Summary of Status of Indexes Online
See bahai-library.com/zamir/indexes/ for a directory of indexes (and other sections, such as prefaces, forewords, introductions, appendices, etc.) which are not yet online elsewhere. This is only a temporary location, as it is my aim to add them later into a database or XML/scripting environment (specifically for an index database--the other sections referenced below such as prefaces, etc., not yet accessible elsewhere on this site, would be shuffled off to the appropriate section elsewhere onsite). (We are not 100% certain on the copyright of all of these items, and are in the process of checking, so please do not reproduce at this stage (unless you obtain the publisher's permission--if so, let us know too!); I normally would not post if there were a question about copyright (the current extra material in the special versions of the Writings, for example, sold at bookstores now are in fact not open copyright), but those included here have been around for a while, and were published in the Writings themselves (and are relatively short) and often by figures such as Hands of the Cause, I thought it may be ok to post them until we could find out for sure; also the World Centre may utilize these indexes as a base for further additional proofreading and tagging (see http://reference.bahai.org), so be sure to coordinate with us or them for obtaining the most up to date copies...)
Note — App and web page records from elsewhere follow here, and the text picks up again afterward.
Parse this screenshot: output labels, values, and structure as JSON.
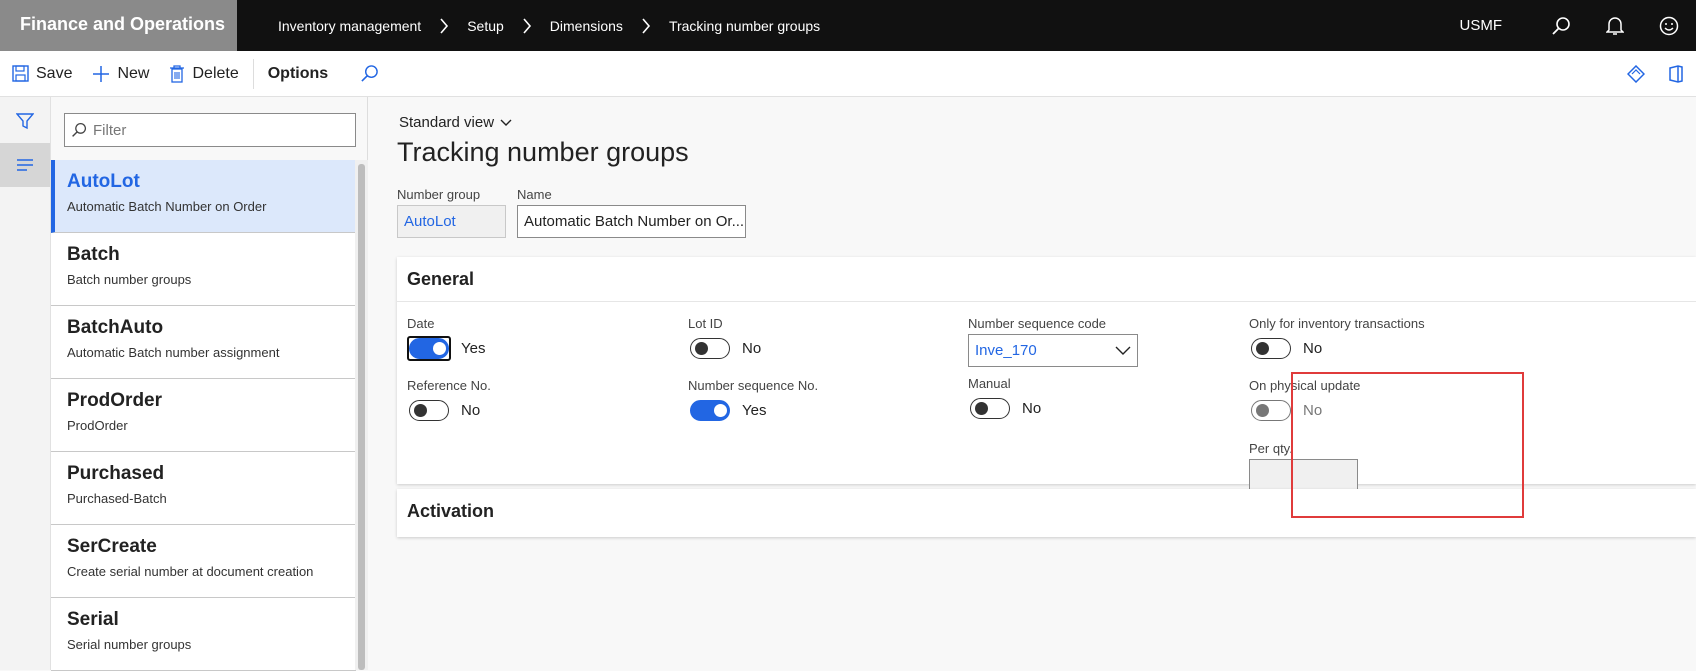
{
  "app": {
    "title": "Finance and Operations",
    "company": "USMF"
  },
  "breadcrumb": [
    "Inventory management",
    "Setup",
    "Dimensions",
    "Tracking number groups"
  ],
  "actions": {
    "save": "Save",
    "new": "New",
    "delete": "Delete",
    "options": "Options"
  },
  "filter": {
    "placeholder": "Filter"
  },
  "list": [
    {
      "title": "AutoLot",
      "desc": "Automatic Batch Number on Order"
    },
    {
      "title": "Batch",
      "desc": "Batch number groups"
    },
    {
      "title": "BatchAuto",
      "desc": "Automatic Batch number assignment"
    },
    {
      "title": "ProdOrder",
      "desc": "ProdOrder"
    },
    {
      "title": "Purchased",
      "desc": "Purchased-Batch"
    },
    {
      "title": "SerCreate",
      "desc": "Create serial number at document creation"
    },
    {
      "title": "Serial",
      "desc": "Serial number groups"
    }
  ],
  "main": {
    "view": "Standard view",
    "title": "Tracking number groups",
    "number_group_label": "Number group",
    "number_group_value": "AutoLot",
    "name_label": "Name",
    "name_value": "Automatic Batch Number on Or..."
  },
  "general": {
    "title": "General",
    "date": {
      "label": "Date",
      "value": "Yes"
    },
    "reference_no": {
      "label": "Reference No.",
      "value": "No"
    },
    "lot_id": {
      "label": "Lot ID",
      "value": "No"
    },
    "number_sequence_no": {
      "label": "Number sequence No.",
      "value": "Yes"
    },
    "number_sequence_code": {
      "label": "Number sequence code",
      "value": "Inve_170"
    },
    "manual": {
      "label": "Manual",
      "value": "No"
    },
    "only_inventory": {
      "label": "Only for inventory transactions",
      "value": "No"
    },
    "on_physical_update": {
      "label": "On physical update",
      "value": "No"
    },
    "per_qty": {
      "label": "Per qty."
    }
  },
  "activation": {
    "title": "Activation"
  },
  "colors": {
    "accent": "#2266e3",
    "highlight": "#e03b3b"
  }
}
This intent to add to a database (or the like) is also the reason why some of the files, though they do have tabs and carriage returns (which can easily be converted into HTML indents and line breaks), have not been optimized in the latter format for optimal web viewing. However, it would be easy to convert these files for regular HTML use (though again, once inputted into a database, there should be greater functionality than regular HTML can provide). The files are otherwise proofread and fully formatted. The following books from the Writings, compilations, etc. already have indexes online elsewhere (see here for these titles):
The following do not have any indexes present (at least in the editions I could find--please do contact me if you make a discovery to the contrary):
Other Issues Related to Parsing Indexes for Future Database Use
Books such as The Promised Day Is Come and Paris Talks may need adjustments made for correct pagination/paragraphing, respectively (when cross-referencing to the index) in order to refer back to the appropriate verse/section in our present online version. (In other words, parsing may need to include paragraphing as well as alternate pagination to accommodate the largest number of users (and to accommodate different referencing standards in the indexes, study outlines, etc.). This would be especially true and necessary if we could produce a database version that provided side-by-side commentary by paragraph and/or page.
When parsing the scriptures for database use (not only the indexes, but the entire book), we will need to verify that all sections are included. Though in most cases the single document paginated version will include most sections, this is not always the case so far (e.g., for Selections from the Writings of 'Abdu'l-Bahá, the large document does not contain all the sections as referenced on the main page for this work).